■ TASK DIRECTIONS:
Return every line from the records below in which the word "crystal" is found.

+ + +

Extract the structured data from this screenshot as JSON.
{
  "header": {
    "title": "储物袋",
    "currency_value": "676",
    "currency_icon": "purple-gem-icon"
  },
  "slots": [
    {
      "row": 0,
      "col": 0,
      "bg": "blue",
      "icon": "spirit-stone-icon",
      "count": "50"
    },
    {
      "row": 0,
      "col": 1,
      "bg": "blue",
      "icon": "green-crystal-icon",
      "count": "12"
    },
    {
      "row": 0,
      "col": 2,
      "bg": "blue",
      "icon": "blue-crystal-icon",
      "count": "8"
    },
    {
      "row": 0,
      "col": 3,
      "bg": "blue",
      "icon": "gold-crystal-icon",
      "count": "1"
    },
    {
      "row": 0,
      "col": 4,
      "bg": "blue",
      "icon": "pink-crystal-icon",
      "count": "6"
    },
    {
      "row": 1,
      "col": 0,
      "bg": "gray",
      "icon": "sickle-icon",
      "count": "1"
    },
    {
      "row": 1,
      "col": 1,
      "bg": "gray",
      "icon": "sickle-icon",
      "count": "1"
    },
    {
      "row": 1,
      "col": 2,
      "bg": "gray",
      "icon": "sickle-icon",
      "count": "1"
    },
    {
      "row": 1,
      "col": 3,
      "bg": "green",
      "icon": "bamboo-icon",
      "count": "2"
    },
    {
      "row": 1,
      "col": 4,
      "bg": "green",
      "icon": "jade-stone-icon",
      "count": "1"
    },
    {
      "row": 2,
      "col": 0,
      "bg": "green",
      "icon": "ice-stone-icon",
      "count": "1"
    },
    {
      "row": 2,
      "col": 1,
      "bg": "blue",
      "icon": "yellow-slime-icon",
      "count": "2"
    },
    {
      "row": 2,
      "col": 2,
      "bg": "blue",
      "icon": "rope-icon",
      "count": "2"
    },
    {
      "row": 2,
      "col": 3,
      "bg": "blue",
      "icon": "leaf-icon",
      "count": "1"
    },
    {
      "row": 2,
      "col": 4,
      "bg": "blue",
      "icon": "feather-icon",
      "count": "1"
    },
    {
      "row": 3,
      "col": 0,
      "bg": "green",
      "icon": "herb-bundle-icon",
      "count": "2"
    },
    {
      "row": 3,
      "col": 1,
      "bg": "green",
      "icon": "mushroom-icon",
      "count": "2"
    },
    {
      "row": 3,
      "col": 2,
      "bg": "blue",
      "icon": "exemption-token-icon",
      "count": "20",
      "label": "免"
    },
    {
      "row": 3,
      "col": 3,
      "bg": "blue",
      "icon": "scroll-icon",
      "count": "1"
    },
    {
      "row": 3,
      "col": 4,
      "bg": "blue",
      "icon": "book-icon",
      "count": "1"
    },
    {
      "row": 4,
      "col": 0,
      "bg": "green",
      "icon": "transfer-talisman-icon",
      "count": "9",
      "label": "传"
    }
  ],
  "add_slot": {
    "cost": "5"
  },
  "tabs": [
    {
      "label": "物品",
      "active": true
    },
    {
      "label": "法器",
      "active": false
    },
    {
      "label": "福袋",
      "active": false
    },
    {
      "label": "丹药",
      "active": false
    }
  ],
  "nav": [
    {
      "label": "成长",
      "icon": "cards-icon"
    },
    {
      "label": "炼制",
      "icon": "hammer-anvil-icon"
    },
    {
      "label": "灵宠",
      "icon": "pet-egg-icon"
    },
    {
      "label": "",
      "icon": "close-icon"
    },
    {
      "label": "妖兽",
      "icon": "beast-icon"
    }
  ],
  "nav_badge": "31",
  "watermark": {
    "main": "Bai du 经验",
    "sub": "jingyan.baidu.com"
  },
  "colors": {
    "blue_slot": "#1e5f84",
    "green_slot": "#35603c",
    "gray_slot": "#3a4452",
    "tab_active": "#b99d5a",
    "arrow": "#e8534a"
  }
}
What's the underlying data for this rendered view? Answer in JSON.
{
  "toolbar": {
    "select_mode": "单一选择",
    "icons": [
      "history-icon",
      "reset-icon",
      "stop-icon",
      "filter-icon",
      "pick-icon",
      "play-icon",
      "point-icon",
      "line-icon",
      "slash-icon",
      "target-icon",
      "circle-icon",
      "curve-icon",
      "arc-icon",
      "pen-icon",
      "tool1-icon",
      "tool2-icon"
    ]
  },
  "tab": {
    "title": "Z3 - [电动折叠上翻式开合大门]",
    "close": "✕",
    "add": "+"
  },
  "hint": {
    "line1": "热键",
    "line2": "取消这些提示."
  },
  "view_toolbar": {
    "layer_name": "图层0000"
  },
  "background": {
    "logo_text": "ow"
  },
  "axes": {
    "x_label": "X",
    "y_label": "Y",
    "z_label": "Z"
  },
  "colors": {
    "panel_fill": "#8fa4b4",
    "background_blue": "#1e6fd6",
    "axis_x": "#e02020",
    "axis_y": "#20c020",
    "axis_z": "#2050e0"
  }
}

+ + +

■ RESPONSE TO THE EXERCISE:
      "icon": "green-crystal-icon",
      "icon": "blue-crystal-icon",
      "icon": "gold-crystal-icon",
      "icon": "pink-crystal-icon",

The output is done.